[Opening Provided records section]

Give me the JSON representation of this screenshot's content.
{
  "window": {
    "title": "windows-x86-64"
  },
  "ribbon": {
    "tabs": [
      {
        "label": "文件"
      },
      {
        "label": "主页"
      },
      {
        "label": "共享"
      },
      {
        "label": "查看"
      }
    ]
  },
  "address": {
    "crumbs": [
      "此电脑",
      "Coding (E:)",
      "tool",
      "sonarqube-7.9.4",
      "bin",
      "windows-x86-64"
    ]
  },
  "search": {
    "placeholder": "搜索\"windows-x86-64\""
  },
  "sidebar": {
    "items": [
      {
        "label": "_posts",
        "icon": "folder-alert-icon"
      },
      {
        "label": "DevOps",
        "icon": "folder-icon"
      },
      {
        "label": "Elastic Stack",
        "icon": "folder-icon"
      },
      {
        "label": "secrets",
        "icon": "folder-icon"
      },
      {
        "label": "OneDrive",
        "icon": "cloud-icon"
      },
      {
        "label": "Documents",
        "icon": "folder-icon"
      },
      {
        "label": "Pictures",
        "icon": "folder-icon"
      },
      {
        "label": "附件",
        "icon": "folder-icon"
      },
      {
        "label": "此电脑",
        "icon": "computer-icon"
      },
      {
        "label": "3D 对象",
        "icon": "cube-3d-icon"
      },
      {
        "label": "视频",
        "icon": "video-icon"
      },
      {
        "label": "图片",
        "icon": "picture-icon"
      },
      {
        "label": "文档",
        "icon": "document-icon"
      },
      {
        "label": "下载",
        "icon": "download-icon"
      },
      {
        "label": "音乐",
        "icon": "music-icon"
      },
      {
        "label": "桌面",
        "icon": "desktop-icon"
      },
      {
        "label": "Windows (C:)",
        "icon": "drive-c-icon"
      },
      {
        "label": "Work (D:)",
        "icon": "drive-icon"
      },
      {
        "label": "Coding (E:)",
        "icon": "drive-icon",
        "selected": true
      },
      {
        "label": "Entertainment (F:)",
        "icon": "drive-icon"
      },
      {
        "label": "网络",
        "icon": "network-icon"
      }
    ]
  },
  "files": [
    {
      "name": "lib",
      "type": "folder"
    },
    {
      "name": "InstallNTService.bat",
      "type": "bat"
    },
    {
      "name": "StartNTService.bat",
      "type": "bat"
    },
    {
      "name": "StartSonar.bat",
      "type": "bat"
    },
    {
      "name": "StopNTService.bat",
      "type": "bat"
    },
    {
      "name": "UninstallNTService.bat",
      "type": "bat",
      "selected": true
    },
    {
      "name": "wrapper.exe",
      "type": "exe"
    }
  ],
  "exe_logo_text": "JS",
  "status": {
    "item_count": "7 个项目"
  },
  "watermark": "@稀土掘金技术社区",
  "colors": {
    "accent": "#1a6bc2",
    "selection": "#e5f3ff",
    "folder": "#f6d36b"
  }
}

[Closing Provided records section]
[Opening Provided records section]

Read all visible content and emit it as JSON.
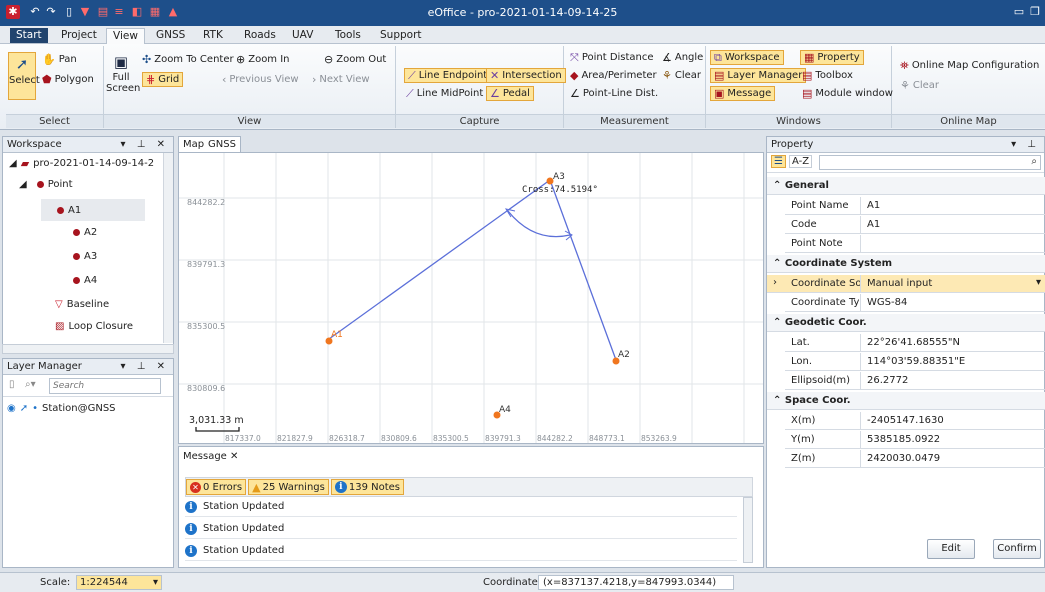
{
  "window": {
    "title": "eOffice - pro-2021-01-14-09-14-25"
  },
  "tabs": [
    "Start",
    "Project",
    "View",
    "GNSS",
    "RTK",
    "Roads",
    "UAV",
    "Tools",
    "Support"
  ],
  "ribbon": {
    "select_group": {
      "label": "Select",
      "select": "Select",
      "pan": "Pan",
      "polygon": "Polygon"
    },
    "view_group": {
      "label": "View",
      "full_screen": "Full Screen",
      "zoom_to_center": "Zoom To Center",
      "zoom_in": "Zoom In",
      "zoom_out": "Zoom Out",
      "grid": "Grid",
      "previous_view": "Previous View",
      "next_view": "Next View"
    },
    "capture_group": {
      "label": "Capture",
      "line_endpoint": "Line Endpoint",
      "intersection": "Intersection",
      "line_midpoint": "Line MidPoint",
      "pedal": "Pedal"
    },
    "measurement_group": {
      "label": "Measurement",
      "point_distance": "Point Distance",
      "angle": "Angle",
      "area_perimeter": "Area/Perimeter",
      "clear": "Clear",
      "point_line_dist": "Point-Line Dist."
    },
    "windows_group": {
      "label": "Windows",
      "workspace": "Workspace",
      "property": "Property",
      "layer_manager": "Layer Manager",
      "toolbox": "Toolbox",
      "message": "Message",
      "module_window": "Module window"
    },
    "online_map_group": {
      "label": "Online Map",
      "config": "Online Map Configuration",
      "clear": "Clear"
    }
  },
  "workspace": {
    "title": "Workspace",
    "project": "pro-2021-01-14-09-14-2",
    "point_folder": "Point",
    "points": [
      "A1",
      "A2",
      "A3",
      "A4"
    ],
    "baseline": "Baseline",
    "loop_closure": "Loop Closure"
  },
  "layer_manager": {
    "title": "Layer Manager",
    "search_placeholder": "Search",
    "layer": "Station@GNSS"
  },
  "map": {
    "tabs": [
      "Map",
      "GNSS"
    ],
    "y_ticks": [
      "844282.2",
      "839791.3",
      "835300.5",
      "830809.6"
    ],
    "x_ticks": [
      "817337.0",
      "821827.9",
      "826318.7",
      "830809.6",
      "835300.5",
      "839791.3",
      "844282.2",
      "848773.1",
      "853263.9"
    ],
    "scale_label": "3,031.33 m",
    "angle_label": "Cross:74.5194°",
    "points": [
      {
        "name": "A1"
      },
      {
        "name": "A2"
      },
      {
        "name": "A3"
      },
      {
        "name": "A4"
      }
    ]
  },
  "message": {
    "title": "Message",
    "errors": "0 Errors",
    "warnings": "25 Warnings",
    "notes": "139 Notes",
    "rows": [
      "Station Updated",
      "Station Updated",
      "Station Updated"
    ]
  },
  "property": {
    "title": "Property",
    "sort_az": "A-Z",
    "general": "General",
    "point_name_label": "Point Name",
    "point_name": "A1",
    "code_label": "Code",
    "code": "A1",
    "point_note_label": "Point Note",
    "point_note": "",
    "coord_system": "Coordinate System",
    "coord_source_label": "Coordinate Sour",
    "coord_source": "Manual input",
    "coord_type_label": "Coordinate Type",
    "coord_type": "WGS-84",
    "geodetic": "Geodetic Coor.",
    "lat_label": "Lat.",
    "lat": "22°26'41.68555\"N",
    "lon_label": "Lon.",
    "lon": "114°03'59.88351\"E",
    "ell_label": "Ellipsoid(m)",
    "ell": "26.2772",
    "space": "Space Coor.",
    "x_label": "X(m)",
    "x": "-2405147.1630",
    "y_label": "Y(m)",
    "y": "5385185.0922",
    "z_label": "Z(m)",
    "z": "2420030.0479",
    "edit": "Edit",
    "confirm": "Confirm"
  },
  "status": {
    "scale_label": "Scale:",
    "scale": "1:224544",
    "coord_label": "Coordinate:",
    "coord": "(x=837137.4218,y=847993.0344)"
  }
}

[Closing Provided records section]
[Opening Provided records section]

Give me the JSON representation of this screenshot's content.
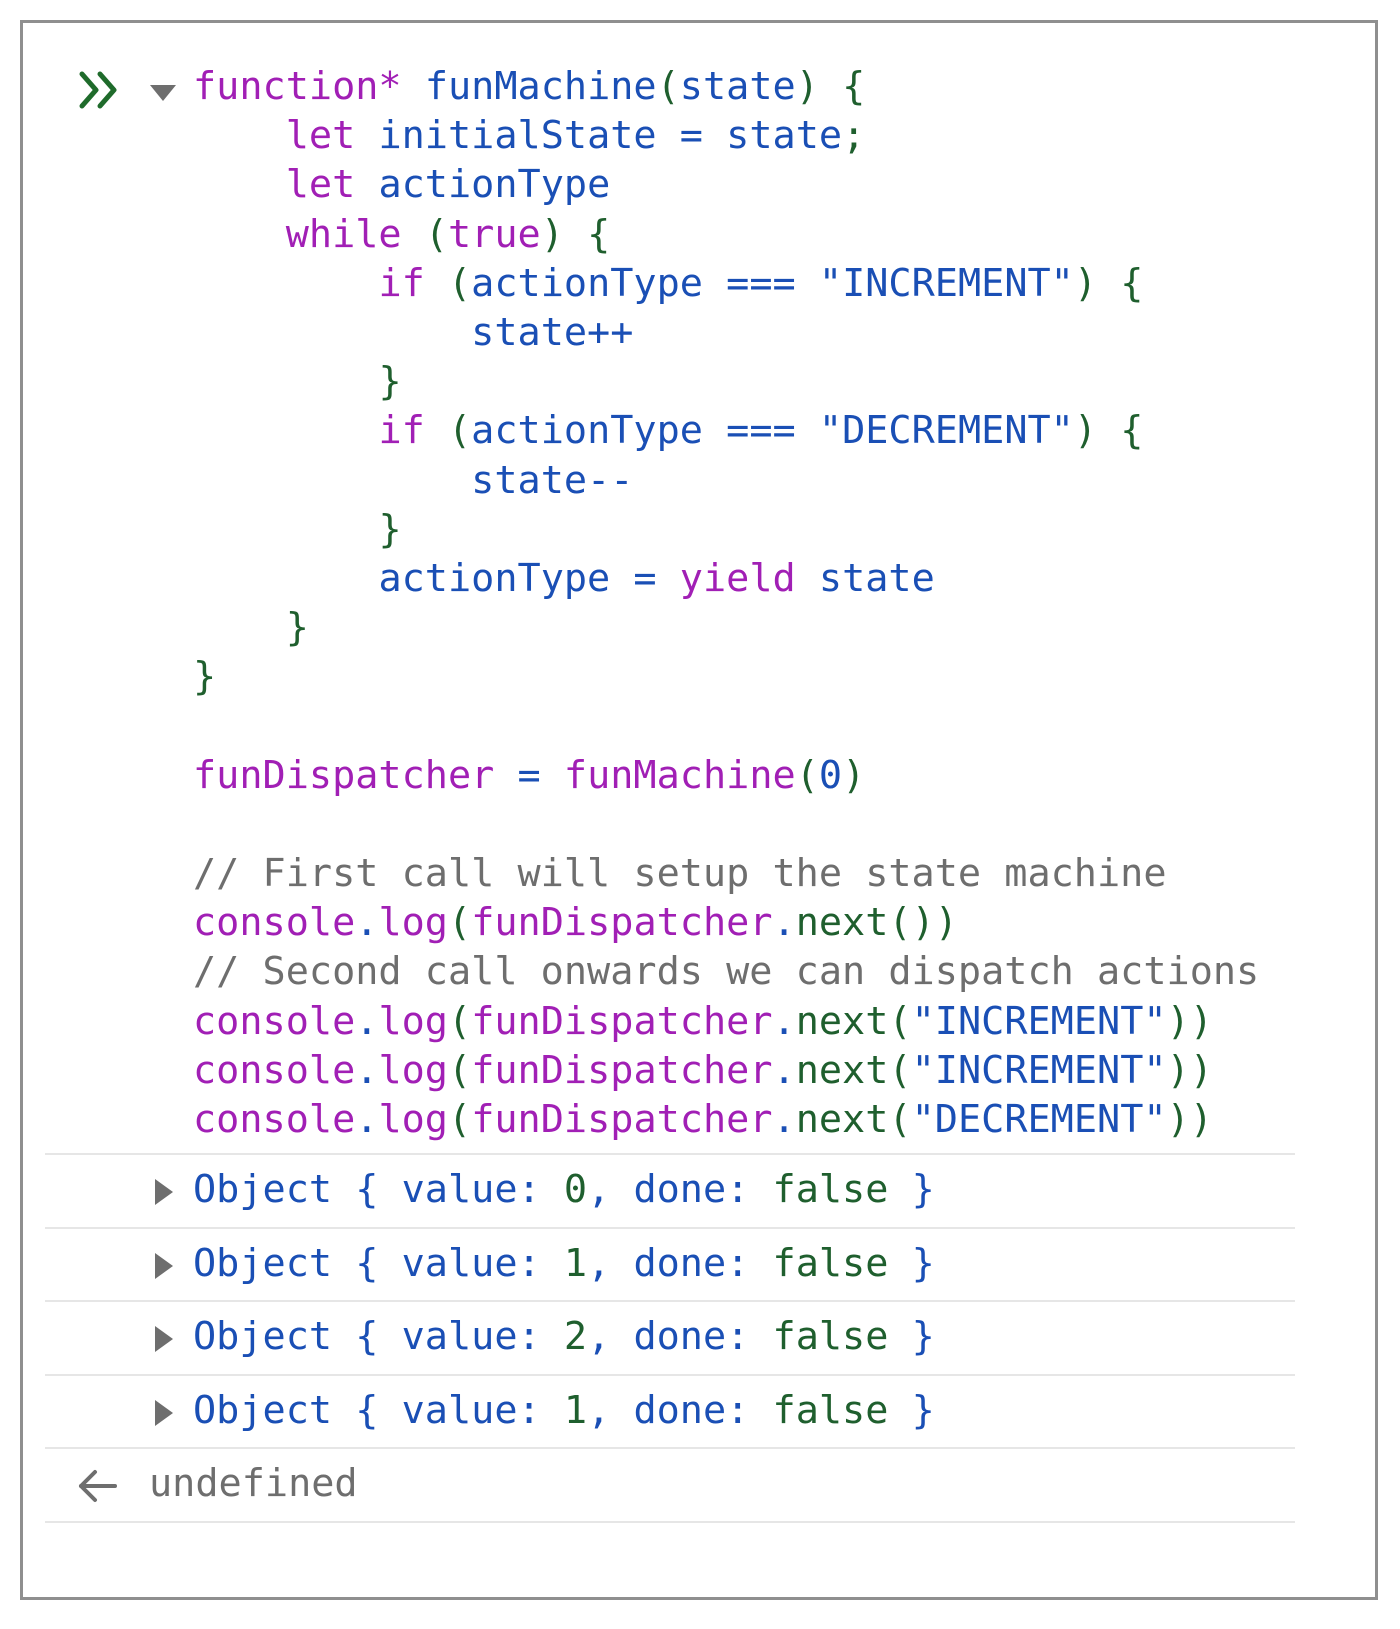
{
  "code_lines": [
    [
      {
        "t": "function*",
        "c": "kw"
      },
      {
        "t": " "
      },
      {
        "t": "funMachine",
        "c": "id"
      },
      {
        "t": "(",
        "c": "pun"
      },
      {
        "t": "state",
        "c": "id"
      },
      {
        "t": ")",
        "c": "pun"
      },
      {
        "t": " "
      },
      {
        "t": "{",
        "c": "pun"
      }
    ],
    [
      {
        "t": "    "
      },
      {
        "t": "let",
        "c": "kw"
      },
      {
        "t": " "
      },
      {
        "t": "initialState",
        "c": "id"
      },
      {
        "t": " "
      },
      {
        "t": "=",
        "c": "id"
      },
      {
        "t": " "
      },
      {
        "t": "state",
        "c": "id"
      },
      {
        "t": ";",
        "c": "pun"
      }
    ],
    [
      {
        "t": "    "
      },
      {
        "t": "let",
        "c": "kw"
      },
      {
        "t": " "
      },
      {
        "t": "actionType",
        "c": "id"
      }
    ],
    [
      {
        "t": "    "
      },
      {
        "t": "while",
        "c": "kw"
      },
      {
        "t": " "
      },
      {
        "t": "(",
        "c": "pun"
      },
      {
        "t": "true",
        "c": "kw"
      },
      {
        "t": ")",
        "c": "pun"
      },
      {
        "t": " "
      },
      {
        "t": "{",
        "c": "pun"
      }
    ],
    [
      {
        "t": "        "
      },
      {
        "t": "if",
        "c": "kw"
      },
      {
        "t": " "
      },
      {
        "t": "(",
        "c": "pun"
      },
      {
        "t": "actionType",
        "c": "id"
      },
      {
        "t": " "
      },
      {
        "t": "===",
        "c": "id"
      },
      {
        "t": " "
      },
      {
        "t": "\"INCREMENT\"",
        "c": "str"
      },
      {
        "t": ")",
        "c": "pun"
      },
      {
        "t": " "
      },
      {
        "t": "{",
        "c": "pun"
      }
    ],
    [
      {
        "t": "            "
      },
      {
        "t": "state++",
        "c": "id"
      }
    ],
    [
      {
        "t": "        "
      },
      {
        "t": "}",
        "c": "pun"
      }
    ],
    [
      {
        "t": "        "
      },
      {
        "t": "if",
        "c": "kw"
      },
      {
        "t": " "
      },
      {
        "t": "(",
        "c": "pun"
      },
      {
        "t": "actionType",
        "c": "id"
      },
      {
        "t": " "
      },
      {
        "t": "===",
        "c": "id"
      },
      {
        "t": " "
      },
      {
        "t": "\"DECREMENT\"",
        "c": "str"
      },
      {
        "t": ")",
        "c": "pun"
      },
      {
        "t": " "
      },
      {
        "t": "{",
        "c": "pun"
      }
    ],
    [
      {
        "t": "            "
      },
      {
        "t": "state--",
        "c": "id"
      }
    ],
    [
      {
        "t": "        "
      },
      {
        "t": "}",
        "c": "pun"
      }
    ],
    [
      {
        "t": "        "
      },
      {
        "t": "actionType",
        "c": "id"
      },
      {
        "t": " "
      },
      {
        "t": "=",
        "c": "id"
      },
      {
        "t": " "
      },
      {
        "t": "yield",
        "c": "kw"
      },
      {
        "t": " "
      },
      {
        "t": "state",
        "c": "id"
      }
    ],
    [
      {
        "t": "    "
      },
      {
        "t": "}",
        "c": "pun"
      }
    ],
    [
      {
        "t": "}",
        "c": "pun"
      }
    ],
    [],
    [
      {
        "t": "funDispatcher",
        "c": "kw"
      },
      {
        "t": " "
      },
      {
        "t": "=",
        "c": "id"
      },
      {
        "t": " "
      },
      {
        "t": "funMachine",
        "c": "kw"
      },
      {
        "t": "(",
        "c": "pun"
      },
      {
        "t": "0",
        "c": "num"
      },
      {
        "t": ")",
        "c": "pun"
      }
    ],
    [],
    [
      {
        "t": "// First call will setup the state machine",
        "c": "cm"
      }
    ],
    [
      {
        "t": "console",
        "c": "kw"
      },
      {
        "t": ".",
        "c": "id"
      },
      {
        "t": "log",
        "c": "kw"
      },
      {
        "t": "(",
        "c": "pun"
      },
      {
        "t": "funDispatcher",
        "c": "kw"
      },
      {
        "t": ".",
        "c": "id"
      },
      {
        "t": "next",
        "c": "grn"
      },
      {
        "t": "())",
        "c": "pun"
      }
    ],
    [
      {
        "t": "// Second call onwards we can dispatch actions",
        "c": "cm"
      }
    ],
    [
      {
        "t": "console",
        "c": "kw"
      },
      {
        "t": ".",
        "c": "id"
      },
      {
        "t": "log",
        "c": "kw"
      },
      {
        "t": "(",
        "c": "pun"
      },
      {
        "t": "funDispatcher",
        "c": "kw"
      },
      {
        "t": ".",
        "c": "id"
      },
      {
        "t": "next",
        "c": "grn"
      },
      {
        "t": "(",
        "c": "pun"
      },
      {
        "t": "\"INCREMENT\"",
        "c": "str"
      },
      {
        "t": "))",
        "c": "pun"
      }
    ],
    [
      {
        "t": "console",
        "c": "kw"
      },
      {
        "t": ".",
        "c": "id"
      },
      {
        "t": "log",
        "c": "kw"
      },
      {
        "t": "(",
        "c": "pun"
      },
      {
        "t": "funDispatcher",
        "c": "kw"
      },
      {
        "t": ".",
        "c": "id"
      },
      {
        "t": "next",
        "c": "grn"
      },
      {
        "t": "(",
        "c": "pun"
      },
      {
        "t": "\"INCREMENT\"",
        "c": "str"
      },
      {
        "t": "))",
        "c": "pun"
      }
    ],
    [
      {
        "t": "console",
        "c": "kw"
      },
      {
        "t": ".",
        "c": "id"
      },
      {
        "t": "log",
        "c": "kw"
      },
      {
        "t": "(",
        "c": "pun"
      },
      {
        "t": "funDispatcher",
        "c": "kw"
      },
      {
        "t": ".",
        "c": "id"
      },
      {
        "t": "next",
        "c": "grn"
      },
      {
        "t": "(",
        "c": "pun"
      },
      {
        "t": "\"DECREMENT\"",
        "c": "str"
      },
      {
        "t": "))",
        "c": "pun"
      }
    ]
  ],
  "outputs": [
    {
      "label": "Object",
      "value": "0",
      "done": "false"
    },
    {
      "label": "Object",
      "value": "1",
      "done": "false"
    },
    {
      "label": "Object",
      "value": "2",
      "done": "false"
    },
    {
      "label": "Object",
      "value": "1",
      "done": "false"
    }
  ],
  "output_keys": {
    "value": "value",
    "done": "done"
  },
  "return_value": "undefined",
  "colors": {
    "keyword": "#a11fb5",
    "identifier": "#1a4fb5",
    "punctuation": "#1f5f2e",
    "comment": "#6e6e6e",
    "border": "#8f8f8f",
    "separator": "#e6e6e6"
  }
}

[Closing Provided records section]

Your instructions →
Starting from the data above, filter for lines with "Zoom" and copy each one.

Your response →
      "zoom_to_center": "Zoom To Center",
      "zoom_in": "Zoom In",
      "zoom_out": "Zoom Out",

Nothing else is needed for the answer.